evidence presented and construe all facts and draw all
inferences from those facts “in the light most
favorable to the non-moving party.” Zuppardi v.
Wal-Mart Stores, Inc., 770 F.3d 644, 649 (7th Cir.
2014). In order for the non-moving party to prevail,
“all that is required is that sufficient evidence
supporting the claimed factual dispute be shown to require a
jury or judge to resolve the parties' differing versions
of the truth at trial.” First Nat. Bank of Ariz. v.
Cities Serv. Co., 391 U.S. 253, 288-89 (1968).
and fall case is a type of negligence suit. “The tort
of negligence has three elements: (1) a duty owned by the
defendant to the plaintiff; (2) a breach of that duty; and
(3) injury to the plaintiff resulting from the
defendant's breach.” Christmas v. Kindred
Nursing Ctrs. Ltd. P'ship, 952 N.E.2d 827, 878
(Ind.Ct.App. 2011). Under Indiana law, the scope of the duty
owed in a premises liability case is dictated by the status
of the individual who is on the property. There are three
status groups: trespassers, licensees, and invitees.
Burrell v. Meads, 569 N.E.2d 637, 639 (Ind. 1991).
Here, the parties agree that because Napier was on Louis
Dreyfus's land in connection with business and was duly
authorized to be there, he has the status of an invitee.
landowner owes the highest duty to an invitee: a duty to
exercise reasonable care for his protection while he is on
the landowner's premises.” Burrell, 569 at
639 (citing Hammond v. Allegretti, 311 N.E. 821
(Ind. 1974)). The duty to an invitee is breached by a
condition on the land when the landowner “(a) knows or
by the exercise of reasonable care would discover the
condition, and should realize that it involves an
unreasonable risk of harm to such invitees, and (b) should
expect that they will not discover or realize the danger, or
will fail to protect themselves against it, and (c) fails to
exercise reasonable care to protect them against the
danger.” Id. at 640 (quoting Restatement
(Second) of Torts § 343 (1965)).
this all means is that, when considering a summary judgment
motion in a premises liability case, the defendant need not
present evidence affirmatively showing a lack of notice of
the dangerous condition. Instead, the burden is on the
plaintiff to present evidence that shows that the defendant
was aware of the dangerous condition. And as noted above,
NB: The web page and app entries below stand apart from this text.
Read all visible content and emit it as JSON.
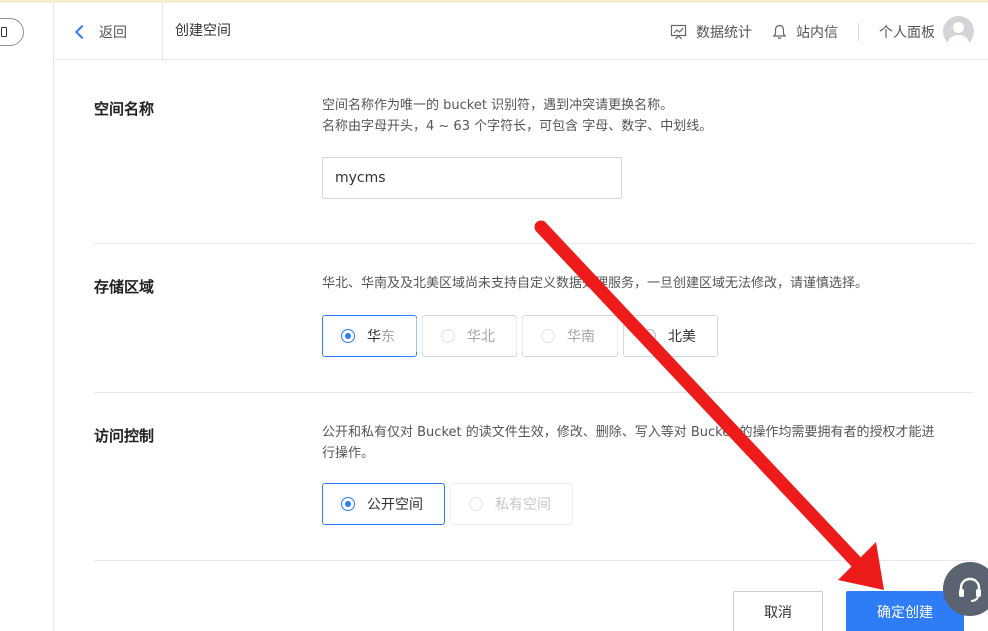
{
  "header": {
    "back_label": "返回",
    "breadcrumb": "创建空间",
    "stats_label": "数据统计",
    "messages_label": "站内信",
    "panel_label": "个人面板"
  },
  "bucket_name": {
    "title": "空间名称",
    "desc_line1": "空间名称作为唯一的 bucket 识别符，遇到冲突请更换名称。",
    "desc_line2": "名称由字母开头，4 ~ 63 个字符长，可包含 字母、数字、中划线。",
    "value": "mycms"
  },
  "storage_region": {
    "title": "存储区域",
    "desc": "华北、华南及及北美区域尚未支持自定义数据处理服务，一旦创建区域无法修改，请谨慎选择。",
    "options": [
      "华东",
      "华北",
      "华南",
      "北美"
    ],
    "selected": "华东"
  },
  "access_control": {
    "title": "访问控制",
    "desc_line1": "公开和私有仅对 Bucket 的读文件生效，修改、删除、写入等对 Bucket 的操作均需要拥有者的授权才能进",
    "desc_line2": "行操作。",
    "options": [
      "公开空间",
      "私有空间"
    ],
    "selected": "公开空间"
  },
  "footer": {
    "cancel_label": "取消",
    "confirm_label": "确定创建"
  },
  "colors": {
    "accent": "#2e7cf6",
    "annotation_arrow": "#ee1b1b"
  },
  "icons": [
    "chevron-left-icon",
    "stats-chart-icon",
    "bell-icon",
    "avatar-icon",
    "headset-icon"
  ]
}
evidence of either actual notice or constructive notice will
do. Failure by the plaintiff to point to evidence of the
property owner's actual or constructive knowledge of an
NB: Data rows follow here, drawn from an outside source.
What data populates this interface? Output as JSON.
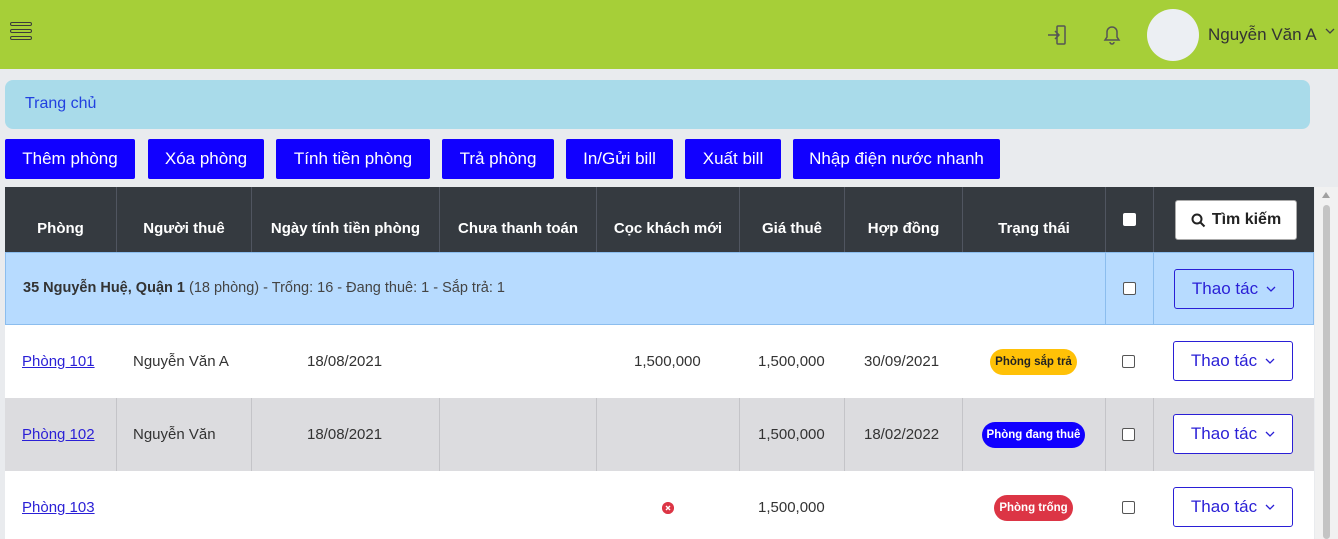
{
  "header": {
    "user_name": "Nguyễn Văn A",
    "bg_color": "#a6cf38",
    "icons": [
      "menu-icon",
      "logout-icon",
      "bell-icon",
      "chevron-down-icon"
    ]
  },
  "breadcrumb": {
    "home": "Trang chủ"
  },
  "toolbar": {
    "buttons": [
      "Thêm phòng",
      "Xóa phòng",
      "Tính tiền phòng",
      "Trả phòng",
      "In/Gửi bill",
      "Xuất bill",
      "Nhập điện nước nhanh"
    ],
    "color": "#1100ff"
  },
  "table": {
    "headers": [
      "Phòng",
      "Người thuê",
      "Ngày tính tiền phòng",
      "Chưa thanh toán",
      "Cọc khách mới",
      "Giá thuê",
      "Hợp đồng",
      "Trạng thái"
    ],
    "search_label": "Tìm kiếm",
    "action_label": "Thao tác",
    "group": {
      "name": "35 Nguyễn Huệ, Quận 1",
      "summary": " (18 phòng) - Trống: 16 - Đang thuê: 1 - Sắp trả: 1"
    },
    "rows": [
      {
        "room": "Phòng 101",
        "tenant": "Nguyễn Văn A",
        "billing_date": "18/08/2021",
        "unpaid": "",
        "deposit": "1,500,000",
        "price": "1,500,000",
        "contract": "30/09/2021",
        "status": "Phòng sắp trả"
      },
      {
        "room": "Phòng 102",
        "tenant": "Nguyễn Văn",
        "billing_date": "18/08/2021",
        "unpaid": "",
        "deposit": "",
        "price": "1,500,000",
        "contract": "18/02/2022",
        "status": "Phòng đang thuê"
      },
      {
        "room": "Phòng 103",
        "tenant": "",
        "billing_date": "",
        "unpaid": "",
        "deposit": "",
        "price": "1,500,000",
        "contract": "",
        "status": "Phòng trống"
      }
    ]
  },
  "colors": {
    "status_soon": "#ffc107",
    "status_rented": "#1100ff",
    "status_empty": "#dc3545",
    "header_dark": "#353a40"
  }
}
unreasonable dangerous condition will result in a grant of
summary judgment in favor of the property owner. Austin
v. Walgreen Co., 885 F.3d 1085, 1089 (7th Cir. 2018).
Evidence of Louis Dreyfus's Constructive or Actual
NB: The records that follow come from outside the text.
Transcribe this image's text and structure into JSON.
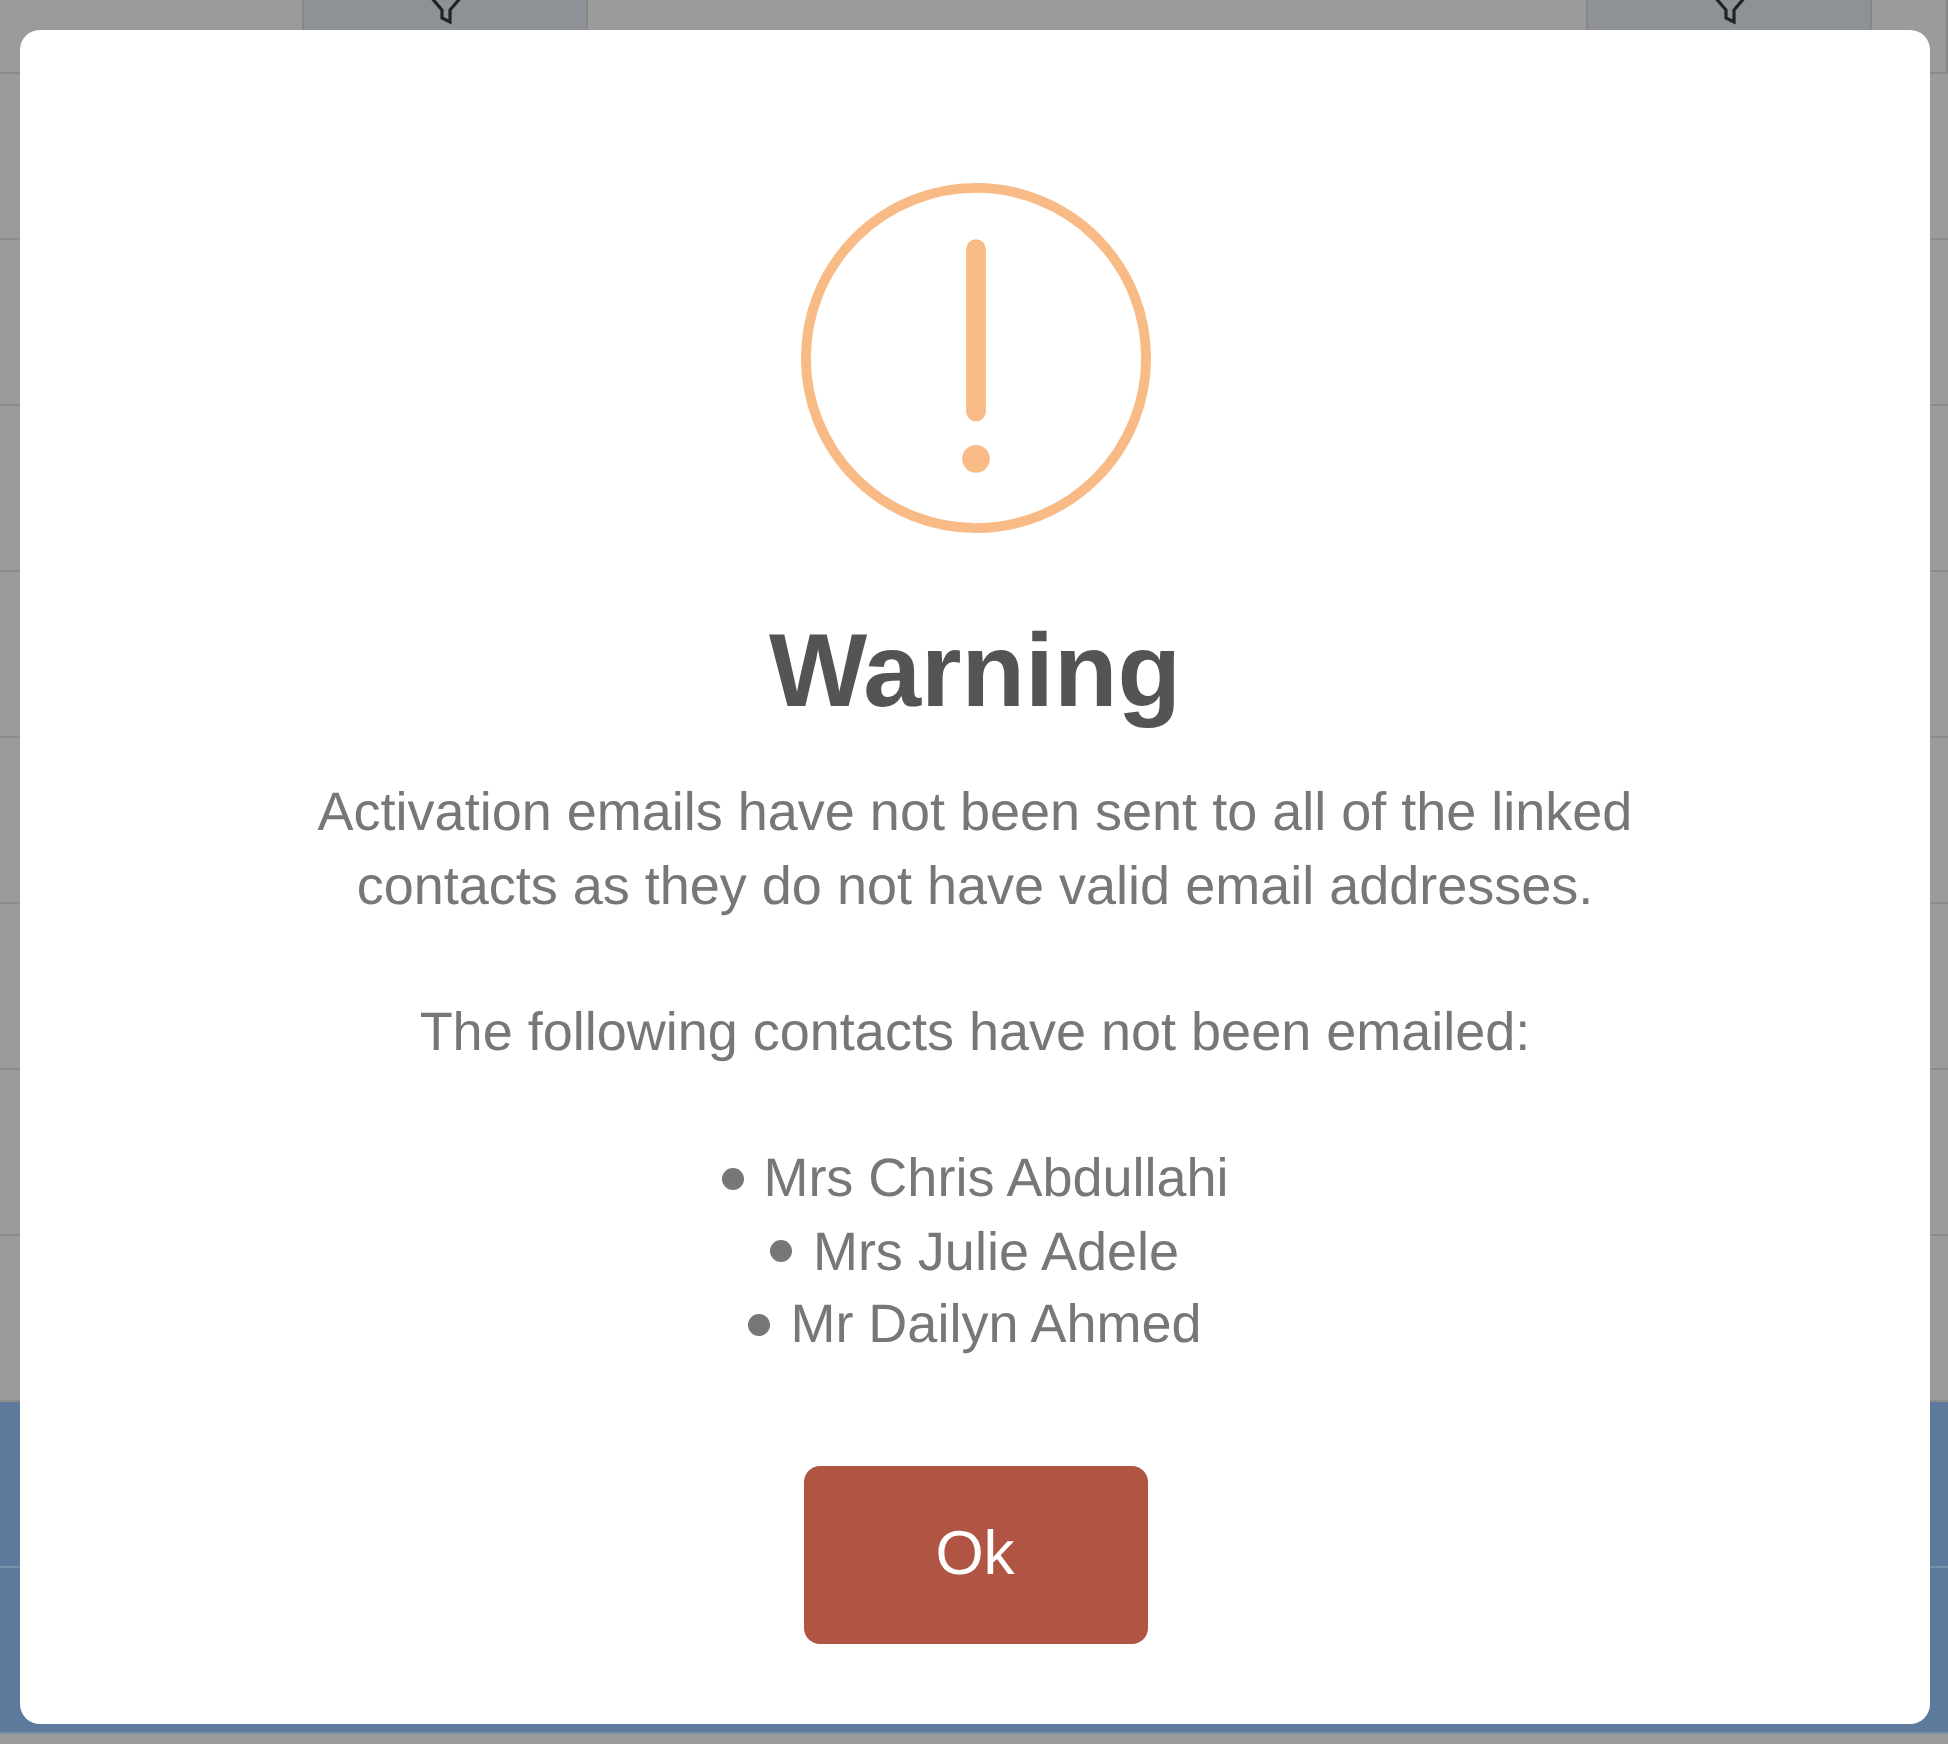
{
  "table": {
    "rows": [
      {
        "selected": false
      },
      {
        "selected": false
      },
      {
        "selected": false
      },
      {
        "selected": false
      },
      {
        "selected": false
      },
      {
        "selected": false
      },
      {
        "selected": false
      },
      {
        "selected": false
      },
      {
        "selected": true
      },
      {
        "selected": true
      }
    ]
  },
  "dialog": {
    "title": "Warning",
    "message": "Activation emails have not been sent to all of the linked contacts as they do not have valid email addresses.",
    "list_intro": "The following contacts have not been emailed:",
    "contacts": [
      "Mrs Chris Abdullahi",
      "Mrs Julie Adele",
      "Mr Dailyn Ahmed"
    ],
    "buttons": [
      "Ok"
    ]
  }
}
distilled the legal framework governing the claim, it's
time to assess the facts. The key piece of evidence is
Napier's deposition testimony. Napier testified that on
the morning of the accident, an employee of Louis Dreyfus
(whose name Napier did not recall) told him that there had
been a biodiesel spill the day before. [DE 40-1 at 48:18-19.]
Thus, according to Napier, the spill was present for several
hours and was known by at least one of Louis Dreyfus's
employees at the time Napier entered the property.
[Id. at 50:10-24.] Napier says ...